The Non Buy-Sell issues revolve around the ongoing administration of the entity. Issues that might be addressed include things like: (1) What are the plans for cash distributions from the entities to the owners? (2) What are the business plans for the entity and might those plans affect cash flow to the owners? (3) May an owner compete with the entity? (4) Must an owner work for the company (remember, ownership is separate from employment unless you make it otherwise)? (5) What kind of tax elections will the owners make (some elections require unanimous consent)?; (6) Are owners bound by confidentiality covenants?; and a whole host more. 

Often, as owners walk through the planning process with a planning attorney, the discussion identifies a host of issues they had not yet discussed. And, this leads to a more robust understanding of each party’s intentions for the business. That kind of understanding also translates into less uncertainty and less conflict in the future. 

It’s not that a handshake is insufficient for trust, it is simply that the handshake does not define and communicate all the rights and obligations that each party is expecting. Sometimes, this planning process uncovers disagreement and ultimately the deal falls through. But, better to disagree and allow the deal to fall through early rather than attempt to unwind a deal years down the line after significant energy and resources have been expended on the business. Thorough planning early clarifies expectations and sets the foundation for an entrepreneur’s future success.


* Licensed, not practicing.

The opinions voiced in this material are for general information only and not intended to provide specific advice or recommendations for any individual or entity. This information is not intended to be a substitute for specific individualized tax or legal advice.

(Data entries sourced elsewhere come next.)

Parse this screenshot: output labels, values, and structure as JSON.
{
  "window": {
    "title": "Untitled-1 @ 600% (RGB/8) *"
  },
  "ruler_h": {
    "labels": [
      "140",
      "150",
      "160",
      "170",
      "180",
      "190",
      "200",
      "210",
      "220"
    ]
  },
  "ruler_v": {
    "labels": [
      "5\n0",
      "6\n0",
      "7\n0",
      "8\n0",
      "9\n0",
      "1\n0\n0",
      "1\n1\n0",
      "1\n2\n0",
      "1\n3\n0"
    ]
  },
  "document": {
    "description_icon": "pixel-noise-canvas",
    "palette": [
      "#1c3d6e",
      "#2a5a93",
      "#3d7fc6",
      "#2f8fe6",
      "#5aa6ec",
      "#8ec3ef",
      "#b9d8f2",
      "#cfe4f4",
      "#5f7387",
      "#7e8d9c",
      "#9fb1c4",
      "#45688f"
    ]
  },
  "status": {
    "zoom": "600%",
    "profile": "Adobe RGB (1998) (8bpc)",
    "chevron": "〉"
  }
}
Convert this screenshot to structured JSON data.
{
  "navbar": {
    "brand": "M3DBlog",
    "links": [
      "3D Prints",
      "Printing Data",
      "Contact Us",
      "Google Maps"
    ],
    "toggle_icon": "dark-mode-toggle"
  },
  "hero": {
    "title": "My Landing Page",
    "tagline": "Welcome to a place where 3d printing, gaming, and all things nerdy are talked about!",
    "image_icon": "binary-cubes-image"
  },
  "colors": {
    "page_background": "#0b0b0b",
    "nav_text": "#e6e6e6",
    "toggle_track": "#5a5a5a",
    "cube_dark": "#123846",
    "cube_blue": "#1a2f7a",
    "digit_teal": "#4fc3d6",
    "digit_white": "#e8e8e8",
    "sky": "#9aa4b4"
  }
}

We suggest that you discuss your specific situation with a qualified tax or legal advisor. 

Securities offered through LPL Financial, Member FINRA/SIPC. Investment Advice offered through Cornerstone Wealth Strategies, Inc., a registered investment advisor and separate entity from LPL Financial.